of the most valuable commodity Whether it is the crunch of last A name with several different scientific meanings: crops in the world. minute assignments or the presOriginating in tropical Africa sure of cramming for final exams, It could mean the movement of electric charge. and Southern Asia, coffee plants coffee is by far the world’s most It could mean the flow of water or popular air. stimulant. As one of the of various species are now found growing around the world, the most consumed beverages in the It also sounds like those little black raisin fruit things, which – is produced in majority of which world, coffee has had an impresSouth American countries like Braimpact on everything from the depending on how you use them –sive could also be pretty scientific. zil and Columbia. Facing relatively culture to the environment of each nation. However, as interesting as that may be, what kind of science students would we be if we didn’t ever

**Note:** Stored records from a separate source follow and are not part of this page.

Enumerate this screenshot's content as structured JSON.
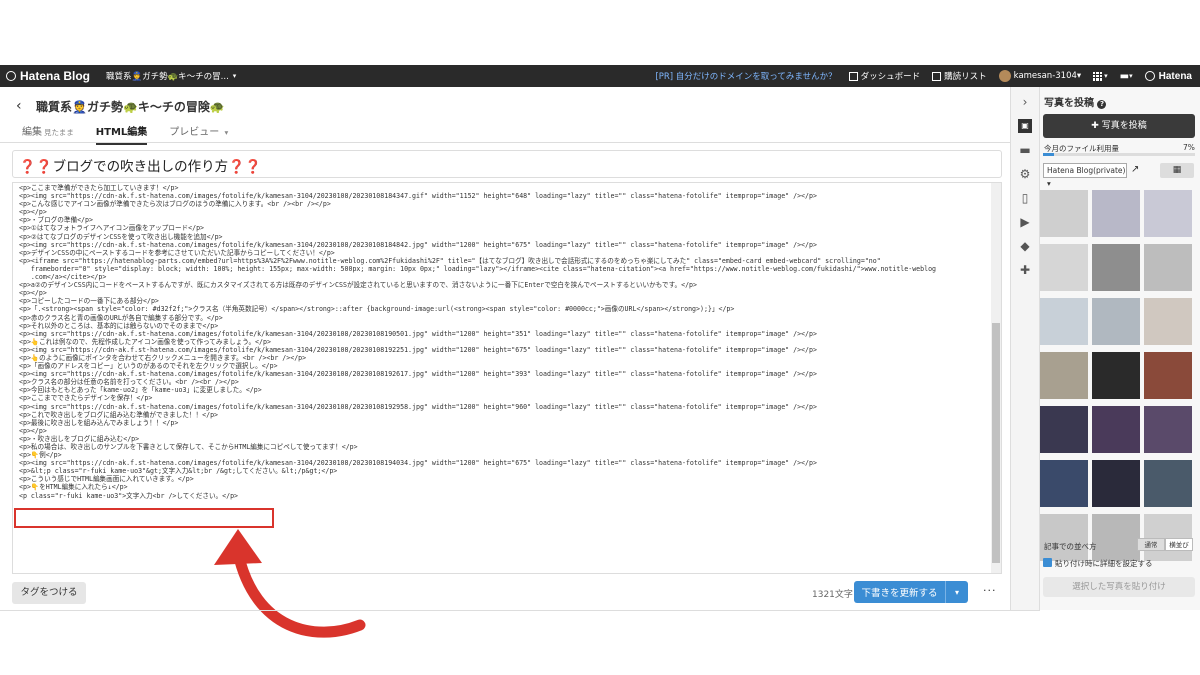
{
  "topbar": {
    "logo": "Hatena Blog",
    "blog_name": "職質系👮ガチ勢🐢キ〜チの冒...",
    "caret": "▾",
    "pr_text": "[PR] 自分だけのドメインを取ってみませんか？",
    "dashboard": "ダッシュボード",
    "reading_list": "購読リスト",
    "username": "kamesan-3104▾",
    "brand": "Hatena"
  },
  "editor": {
    "back_icon": "chevron-left-icon",
    "blog_title": "職質系👮ガチ勢🐢キ〜チの冒険🐢",
    "tabs": [
      {
        "label": "編集",
        "sub": "見たまま"
      },
      {
        "label": "HTML編集",
        "sub": ""
      },
      {
        "label": "プレビュー",
        "sub": "▾"
      }
    ],
    "post_title": "❓❓ブログでの吹き出しの作り方❓❓",
    "code_lines": [
      "<p>ここまで準備ができたら加工していきます！</p>",
      "<p><img src=\"https://cdn-ak.f.st-hatena.com/images/fotolife/k/kamesan-3104/20230108/20230108184347.gif\" width=\"1152\" height=\"648\" loading=\"lazy\" title=\"\" class=\"hatena-fotolife\" itemprop=\"image\" /></p>",
      "<p>こんな感じでアイコン画像が準備できたら次はブログのほうの準備に入ります。<br /><br /></p>",
      "<p></p>",
      "<p>・ブログの準備</p>",
      "<p>①はてなフォトライフへアイコン画像をアップロード</p>",
      "<p>②はてなブログのデザインCSSを使って吹き出し機能を追加</p>",
      "<p><img src=\"https://cdn-ak.f.st-hatena.com/images/fotolife/k/kamesan-3104/20230108/20230108184842.jpg\" width=\"1200\" height=\"675\" loading=\"lazy\" title=\"\" class=\"hatena-fotolife\" itemprop=\"image\" /></p>",
      "<p>デザインCSSの中にペーストするコードを参考にさせていただいた記事からコピーしてください！</p>",
      "<p><iframe src=\"https://hatenablog-parts.com/embed?url=https%3A%2F%2Fwww.notitle-weblog.com%2Ffukidashi%2F\" title=\"【はてなブログ】吹き出しで会話形式にするのをめっちゃ楽にしてみた\" class=\"embed-card embed-webcard\" scrolling=\"no\"",
      "   frameborder=\"0\" style=\"display: block; width: 100%; height: 155px; max-width: 500px; margin: 10px 0px;\" loading=\"lazy\"></iframe><cite class=\"hatena-citation\"><a href=\"https://www.notitle-weblog.com/fukidashi/\">www.notitle-weblog",
      "   .com</a></cite></p>",
      "<p>a②のデザインCSS内にコードをペーストするんですが、既にカスタマイズされてる方は既存のデザインCSSが設定されていると思いますので、消さないように一番下にEnterで空白を挟んでペーストするといいかもです。</p>",
      "<p></p>",
      "<p>コピーしたコードの一番下にある部分</p>",
      "<p>「.<strong><span style=\"color: #d32f2f;\">クラス名（半角英数記号）</span></strong>::after {background-image:url(<strong><span style=\"color: #0000cc;\">画像のURL</span></strong>);}」</p>",
      "<p>赤のクラス名と青の画像のURLが各自で編集する部分です。</p>",
      "<p>それ以外のところは、基本的には触らないのでそのままで</p>",
      "<p><img src=\"https://cdn-ak.f.st-hatena.com/images/fotolife/k/kamesan-3104/20230108/20230108190501.jpg\" width=\"1200\" height=\"351\" loading=\"lazy\" title=\"\" class=\"hatena-fotolife\" itemprop=\"image\" /></p>",
      "<p>👆これは例なので、先程作成したアイコン画像を使って作ってみましょう。</p>",
      "<p><img src=\"https://cdn-ak.f.st-hatena.com/images/fotolife/k/kamesan-3104/20230108/20230108192251.jpg\" width=\"1200\" height=\"675\" loading=\"lazy\" title=\"\" class=\"hatena-fotolife\" itemprop=\"image\" /></p>",
      "<p>👆のように画像にポインタを合わせて右クリックメニューを開きます。<br /><br /></p>",
      "<p>「画像のアドレスをコピー」というのがあるのでそれを左クリックで選択し。</p>",
      "<p><img src=\"https://cdn-ak.f.st-hatena.com/images/fotolife/k/kamesan-3104/20230108/20230108192617.jpg\" width=\"1200\" height=\"393\" loading=\"lazy\" title=\"\" class=\"hatena-fotolife\" itemprop=\"image\" /></p>",
      "<p>クラス名の部分は任意の名前を打ってください。<br /><br /></p>",
      "<p>今回はもともとあった「kame-uo2」を「kame-uo3」に変更しました。</p>",
      "<p>ここまでできたらデザインを保存！</p>",
      "<p><img src=\"https://cdn-ak.f.st-hatena.com/images/fotolife/k/kamesan-3104/20230108/20230108192958.jpg\" width=\"1200\" height=\"960\" loading=\"lazy\" title=\"\" class=\"hatena-fotolife\" itemprop=\"image\" /></p>",
      "<p>これで吹き出しをブログに組み込む準備ができました！！</p>",
      "<p>最後に吹き出しを組み込んでみましょう！！</p>",
      "<p></p>",
      "<p>・吹き出しをブログに組み込む</p>",
      "<p>私の場合は、吹き出しのサンプルを下書きとして保存して、そこからHTML編集にコピペして使ってます！</p>",
      "<p>👇例</p>",
      "<p><img src=\"https://cdn-ak.f.st-hatena.com/images/fotolife/k/kamesan-3104/20230108/20230108194034.jpg\" width=\"1200\" height=\"675\" loading=\"lazy\" title=\"\" class=\"hatena-fotolife\" itemprop=\"image\" /></p>",
      "<p>&lt;p class=\"r-fuki kame-uo3\"&gt;文字入力&lt;br /&gt;してください。&lt;/p&gt;</p>",
      "<p>こういう感じでHTML編集画面に入れていきます。</p>",
      "<p>👇をHTML編集に入れたら↓</p>",
      "<p class=\"r-fuki kame-uo3\">文字入力<br />してください。</p>"
    ],
    "tag_button": "タグをつける",
    "char_count": "1321文字",
    "update_button": "下書きを更新する",
    "update_caret": "▾",
    "more": "···"
  },
  "panel": {
    "title": "写真を投稿",
    "help_icon": "?",
    "post_button": "✚ 写真を投稿",
    "usage_label": "今月のファイル利用量",
    "usage_percent": "7%",
    "usage_value": 0.07,
    "album": "Hatena Blog(private) ▾",
    "sort_label": "記事での並べ方",
    "sort_options": [
      "通常",
      "横並び"
    ],
    "checkbox_label": "貼り付け時に詳細を設定する",
    "paste_button": "選択した写真を貼り付け",
    "thumb_colors": [
      "#cfcfcf",
      "#b8b8c8",
      "#c9c9d6",
      "#d6d6d6",
      "#8e8e8e",
      "#bdbdbd",
      "#c8d0d8",
      "#b0b8c0",
      "#d0c8c0",
      "#a8a090",
      "#2a2a2a",
      "#8a4a3a",
      "#3a3850",
      "#4a3a5a",
      "#5a4a6a",
      "#3a4a6a",
      "#2a2a3a",
      "#4a5a6a",
      "#c8c8c8",
      "#b8b8b8",
      "#d0d0d0"
    ]
  },
  "colors": {
    "topbar_bg": "#2a2a2a",
    "accent_blue": "#3b8dd4",
    "highlight_red": "#d9342c"
  }
}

few regulations and laws—and often grown with other crops that

We’re devoted to delivering you as much science-related stuff as Jesse Tahirali Contiued on page 4 Current Editors Current Contributors you can handle, and delivering it in the most interesting way Shirley Poon, Nadine Abdulkarim, Vice Chancellor Brown, Lakshman VasanCecilia Kwok — Editor-in-Chief thamohan, Kevin Chen, and Jenna Silverstein possible.

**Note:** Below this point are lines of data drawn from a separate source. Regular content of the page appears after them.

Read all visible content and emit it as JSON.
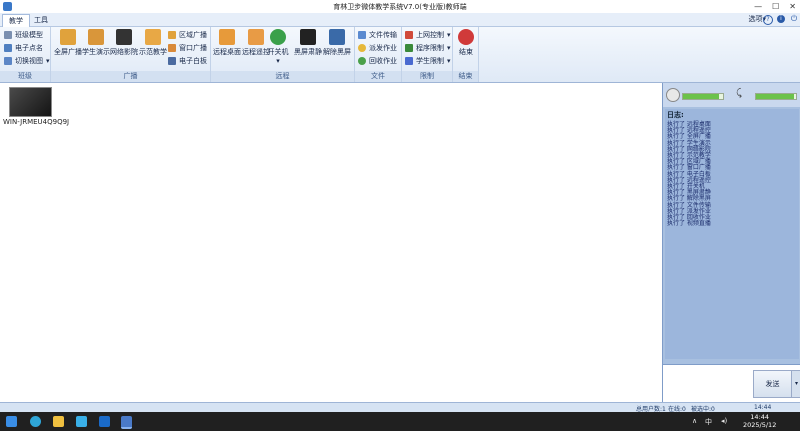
{
  "window": {
    "title": "育林卫步微体教学系统V7.0(专业版)教师端",
    "min_glyph": "—",
    "max_glyph": "☐",
    "close_glyph": "✕"
  },
  "tabs": [
    "教学",
    "工具"
  ],
  "options_label": "选项",
  "options_caret": "▾",
  "top_icons": {
    "help_glyph": "?",
    "info_glyph": "i",
    "power_glyph": "⏻"
  },
  "ribbon": {
    "class_group": {
      "label": "班级",
      "items": [
        {
          "label": "班级模型",
          "icon": "class-model-icon",
          "color": "#7a8fb0"
        },
        {
          "label": "电子点名",
          "icon": "rollcall-icon",
          "color": "#4f7fc0"
        },
        {
          "label": "切换视图",
          "icon": "switch-view-icon",
          "color": "#5c86c6",
          "caret": "▾"
        }
      ]
    },
    "broadcast_group": {
      "label": "广播",
      "big": [
        {
          "label": "全屏广播",
          "icon": "fullscreen-broadcast-icon",
          "color": "#e0a23c"
        },
        {
          "label": "学生演示",
          "icon": "student-demo-icon",
          "color": "#d9963a"
        },
        {
          "label": "网络影院",
          "icon": "network-cinema-icon",
          "color": "#333333"
        },
        {
          "label": "示范教学",
          "icon": "demo-teaching-icon",
          "color": "#e8a845"
        }
      ],
      "small": [
        {
          "label": "区域广播",
          "icon": "area-broadcast-icon",
          "color": "#e0a23c"
        },
        {
          "label": "窗口广播",
          "icon": "window-broadcast-icon",
          "color": "#d98a3a"
        },
        {
          "label": "电子白板",
          "icon": "whiteboard-icon",
          "color": "#4a6aa0"
        }
      ]
    },
    "remote_group": {
      "label": "远程",
      "big": [
        {
          "label": "远程桌面",
          "icon": "remote-desktop-icon",
          "color": "#e79a3a"
        },
        {
          "label": "远程遥控",
          "icon": "remote-control-icon",
          "color": "#e89b45"
        },
        {
          "label": "开关机",
          "icon": "power-switch-icon",
          "color": "#3aa04a",
          "caret": "▾"
        },
        {
          "label": "黑屏肃静",
          "icon": "black-screen-icon",
          "color": "#222222"
        },
        {
          "label": "解除黑屏",
          "icon": "unblack-screen-icon",
          "color": "#3a6aa8"
        }
      ]
    },
    "file_group": {
      "label": "文件",
      "items": [
        {
          "label": "文件传输",
          "icon": "file-transfer-icon",
          "color": "#5a8ad0"
        },
        {
          "label": "派发作业",
          "icon": "assign-homework-icon",
          "color": "#e6b83a"
        },
        {
          "label": "回收作业",
          "icon": "collect-homework-icon",
          "color": "#4aa04a"
        }
      ]
    },
    "limit_group": {
      "label": "限制",
      "items": [
        {
          "label": "上网控制",
          "icon": "internet-control-icon",
          "color": "#d04a3a",
          "caret": "▾"
        },
        {
          "label": "程序限制",
          "icon": "program-limit-icon",
          "color": "#3a8a3a",
          "caret": "▾"
        },
        {
          "label": "学生限制",
          "icon": "student-limit-icon",
          "color": "#4a6ad0",
          "caret": "▾"
        }
      ]
    },
    "end_group": {
      "label": "结束",
      "big": [
        {
          "label": "结束",
          "icon": "end-icon",
          "color": "#d03a3a"
        }
      ]
    }
  },
  "student_computer": {
    "name": "WIN-JRMEU4Q9Q9J"
  },
  "right_panel": {
    "speaker_level": 0.9,
    "mic_level": 0.95,
    "mic_glyph": "⤹",
    "log_title": "日志:",
    "log_lines": [
      "执行了  远程桌面",
      "执行了  远程遥控",
      "执行了  全屏广播",
      "执行了  学生演示",
      "执行了  网络影院",
      "执行了  示范教学",
      "执行了  区域广播",
      "执行了  窗口广播",
      "执行了  电子白板",
      "执行了  远程遥控",
      "执行了  开关机",
      "执行了  黑屏肃静",
      "执行了  解除黑屏",
      "执行了  文件传输",
      "执行了  派发作业",
      "执行了  回收作业",
      "执行了  视频直播"
    ],
    "send_label": "发送",
    "send_caret": "▾"
  },
  "status": {
    "total": "总用户数:1",
    "online": "在线:0",
    "selected": "被选中:0",
    "time": "14:44"
  },
  "taskbar": {
    "time": "14:44",
    "date": "2025/5/12",
    "lang": "中",
    "tray_caret": "∧",
    "tray_glyph": "◂)",
    "icons": [
      {
        "name": "start-icon",
        "color": "#3a8ee6"
      },
      {
        "name": "edge-icon",
        "color": "#2fa6d8"
      },
      {
        "name": "file-explorer-icon",
        "color": "#f0c040"
      },
      {
        "name": "photos-icon",
        "color": "#3ab0e8"
      },
      {
        "name": "outlook-icon",
        "color": "#1a6ac8"
      },
      {
        "name": "teacher-app-icon",
        "color": "#4a7ac8"
      }
    ]
  }
}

A pharmaceutical researcher’s historic bicycle trip Want your name in this box? Join our editorial team. gic acid diethylamide-25—what is thecurrent@uwoscience.ca

Zahra Sakkejha Current Editor

“Turn on, Tune in, Drop out” – the words of Dr. Timothy Leary, LSD’s most prominent enthusiast. A Harvard professor of psychology in the 1970s, he believed that LSD could have profound benefits for many— everyone from criminal offenders to mental patients to regular citi-

O-Week Photographs: Corey Stanford

genic bicycle ride home from the Hoffman took his day-long acid trip Do what Einstein failed to do—contribute toan theindicator Current. of the drug’s potenlab. He later wrote in his journal as now commonly known as LSD. Hofthecurrent@uwoscience.ca that he felt completely stationtial clinical effectiveness. He was mann discovered its effects in an ary while riding his bike, and that convinced that nobody would want unusual way. When he accidentally the images of the world around to use it for recreational purposes, absorbed some of the compound Science Students’ Council | The Current him were curved, as if seen in a but that psychologists would be through the tips of his fingers, he began seeing Faculty a funhouse mirvery interested to use it as a treatof Science • The University of Western Ontario Natural Sciences Centre, Room 108 London, ON, CANADA N6A 5B6 kaleidoscope of “[he] woke up feeling ror. Once he ar- ment. colours in Email: his thecurrent@uwoscience.ca • Web: www.uwoscience.ca As you might have guessed, healthier, even noting that rived home, he mind. Confused began accusing these predictions have yet to be his breakfast tasted ‘unusuand curious, he his neighbour realized and mainstream psychoally delicious’ . ” decided to give of being a witch, logical treatment using LSD is still


Frosh Issue 2011